“I’m so thankful to be part of such a worthy cause. How blessed we are to have such a great resource as Wolfson Children’s Hospital in our community (Jacksonville). The tournament is just a small way to be part of something big, and to be able to pay it forward.”
Registration is open, and will be accepted until safe light launch on tournament day. Cost is $100 per boat, including “Big Bass.” Prior to the main event on May 21, the Annual Lads and Lasses Bass Tournament will be take place on Thursday and the Annual VIP and Friends Bass Tournament  on Friday.
Winner of a drawing at Saturday's  weigh-in event will receive a fully rigged 2016 Bullet 21XRS Bass Boat with Boatmate Trailer and Mercury 225 Pro XS OptiMax Motor, valued at more than $56,000.

For more information and to register, go here.

Friday
Jul032015

Happy Fourth of July!

I snapped this photo a few years ago during a rainy day weigh-in at a B.A.S.S. tournament. As the "The Star Spangled Banner" was played, this young man showed his respect during the downpour. Photo reminded me of the following that Thomas Paine wrote on Dec. 23, 1776:

"THESE are the times that try men's souls. The summer soldier and the sunshine patriot will, in this crisis, shrink from the service of their country; but he that stands by it now, deserves the love and thanks of man and woman. Tyranny, like hell, is not easily conquered; yet we have this consolation with us, that the harder the conflict, the more glorious the triumph. What we obtain too cheap, we esteem too lightly: it is dearness only that gives every thing its value.

"Heaven knows how to put a proper price upon its goods; and it would be strange indeed if so celestial an article as FREEDOM should not be highly rated. Britain, with an army to enforce her tyranny, has declared that she has a right (not only to TAX) but "to BIND us in ALL CASES WHATSOEVER" and if being bound in that manner, is not slavery, then is there not such a thing as slavery upon earth. Even the expression is impious; for so unlimited a power can belong only to God."

Wednesday
Sep122012

You Can Compete for $100,000 on Lake Conroe

Now’s the time to sign up for a chance to win $100,000 in the Sharelunker Club Tournament (SCT) on Lake Conroe, Oct. 1-21.

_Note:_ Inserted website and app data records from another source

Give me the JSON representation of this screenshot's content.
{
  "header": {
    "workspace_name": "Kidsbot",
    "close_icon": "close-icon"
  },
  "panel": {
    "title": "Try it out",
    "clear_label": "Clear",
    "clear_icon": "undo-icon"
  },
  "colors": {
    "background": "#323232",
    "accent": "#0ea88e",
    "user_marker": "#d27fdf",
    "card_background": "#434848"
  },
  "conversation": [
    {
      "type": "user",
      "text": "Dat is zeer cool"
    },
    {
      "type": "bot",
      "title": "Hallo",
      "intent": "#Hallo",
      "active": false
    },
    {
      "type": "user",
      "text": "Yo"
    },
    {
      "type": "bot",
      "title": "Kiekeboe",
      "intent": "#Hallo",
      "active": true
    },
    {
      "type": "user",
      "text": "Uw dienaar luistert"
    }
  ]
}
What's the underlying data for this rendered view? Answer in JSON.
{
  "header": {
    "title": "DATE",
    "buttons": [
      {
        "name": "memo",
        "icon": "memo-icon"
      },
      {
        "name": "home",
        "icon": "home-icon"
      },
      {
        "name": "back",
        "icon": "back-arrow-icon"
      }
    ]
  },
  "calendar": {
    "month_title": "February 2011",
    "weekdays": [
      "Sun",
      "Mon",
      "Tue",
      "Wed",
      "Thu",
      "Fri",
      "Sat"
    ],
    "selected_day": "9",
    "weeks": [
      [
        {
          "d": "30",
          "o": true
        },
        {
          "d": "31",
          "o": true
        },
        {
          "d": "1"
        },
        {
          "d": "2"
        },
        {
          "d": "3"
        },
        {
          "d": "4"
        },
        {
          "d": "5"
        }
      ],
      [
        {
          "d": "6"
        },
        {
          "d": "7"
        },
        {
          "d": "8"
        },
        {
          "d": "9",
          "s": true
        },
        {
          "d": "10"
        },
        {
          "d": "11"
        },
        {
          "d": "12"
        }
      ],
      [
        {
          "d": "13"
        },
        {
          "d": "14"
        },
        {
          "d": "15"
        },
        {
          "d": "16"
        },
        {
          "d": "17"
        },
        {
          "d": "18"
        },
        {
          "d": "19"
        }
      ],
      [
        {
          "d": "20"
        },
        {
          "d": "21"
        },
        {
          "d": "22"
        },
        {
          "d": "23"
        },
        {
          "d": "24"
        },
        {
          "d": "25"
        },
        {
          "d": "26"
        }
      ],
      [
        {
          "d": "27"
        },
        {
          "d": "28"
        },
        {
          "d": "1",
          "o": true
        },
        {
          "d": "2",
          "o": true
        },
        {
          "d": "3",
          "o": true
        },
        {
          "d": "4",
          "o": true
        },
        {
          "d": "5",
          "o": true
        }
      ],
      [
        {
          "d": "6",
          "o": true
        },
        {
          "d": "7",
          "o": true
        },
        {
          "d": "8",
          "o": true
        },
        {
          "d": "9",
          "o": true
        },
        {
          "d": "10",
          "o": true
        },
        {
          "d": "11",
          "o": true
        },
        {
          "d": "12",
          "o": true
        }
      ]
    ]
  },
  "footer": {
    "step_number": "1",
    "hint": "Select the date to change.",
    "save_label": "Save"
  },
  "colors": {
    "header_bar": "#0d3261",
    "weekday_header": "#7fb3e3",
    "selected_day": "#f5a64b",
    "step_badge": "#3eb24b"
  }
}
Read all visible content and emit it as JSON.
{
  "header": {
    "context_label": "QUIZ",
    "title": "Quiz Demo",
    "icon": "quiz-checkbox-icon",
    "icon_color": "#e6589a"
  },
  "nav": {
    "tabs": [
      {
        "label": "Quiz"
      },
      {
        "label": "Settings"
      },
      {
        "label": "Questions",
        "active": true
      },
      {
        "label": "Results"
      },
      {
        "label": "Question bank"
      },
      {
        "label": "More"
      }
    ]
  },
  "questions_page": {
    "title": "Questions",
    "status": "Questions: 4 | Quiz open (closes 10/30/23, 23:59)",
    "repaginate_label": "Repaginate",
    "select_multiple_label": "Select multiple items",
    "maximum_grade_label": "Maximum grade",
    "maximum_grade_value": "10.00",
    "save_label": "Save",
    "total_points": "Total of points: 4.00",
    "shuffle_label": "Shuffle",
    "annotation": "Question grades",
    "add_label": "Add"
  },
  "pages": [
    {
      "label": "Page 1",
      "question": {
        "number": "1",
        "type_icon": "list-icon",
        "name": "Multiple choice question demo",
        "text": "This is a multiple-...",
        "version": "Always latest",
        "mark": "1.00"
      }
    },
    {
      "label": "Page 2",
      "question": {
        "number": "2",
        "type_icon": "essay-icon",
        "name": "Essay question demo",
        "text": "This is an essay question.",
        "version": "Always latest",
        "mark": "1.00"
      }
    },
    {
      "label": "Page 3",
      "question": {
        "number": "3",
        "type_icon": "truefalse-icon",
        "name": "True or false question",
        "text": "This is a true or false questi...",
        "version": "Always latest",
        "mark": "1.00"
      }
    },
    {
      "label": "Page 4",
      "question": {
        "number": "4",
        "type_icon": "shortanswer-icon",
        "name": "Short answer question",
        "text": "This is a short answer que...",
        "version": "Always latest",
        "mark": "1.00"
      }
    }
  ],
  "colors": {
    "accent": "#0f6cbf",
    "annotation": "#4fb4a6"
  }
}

A $100 fee is required to become a member and only pre-registered members will be eligible for the $100,000 prize. The member who catches the largest Toyota ShareLunker from Lake Conroe during the tournament period will win a cash prize of $100,000. A portion of program proceeds will benefit the Texas Parks and Wildlife Department’s youth outreach programs.

Additionally, the SCT will kick off the annual Toyota ShareLunker Program across the state of Texas. It runs through April 30, with the mission of promoting the catch-and-release of large fish and selectively breeding trophy largemouth bass. A bass must weigh at least 13 pounds to be entered in the program.

A press release from Texas Parks and Wildlife says the following:

The ShareLunker Club Tournament is the perfect way to cap off the Toyota Texas Bass Classic and continue the excitement from the event, which will be held on Lake Conroe, Sept. 28-30.  

The Toyota Texas Bass Classic will feature 50 of the best professional anglers in the world along with three days of concerts and expos, with the anglers battling it out to claim the title of the world’s best.

The Toyota Texas Bass Classic tournament functions are operated by the Professional Anglers Association with technical assistance and support from Texas Parks and Wildlife Department’s Inland Fisheries Division. Title sponsor for the event is Toyota.

Limited quantities of free tickets are available this year to the three-day outdoor music festival and professional bass fishing world championship.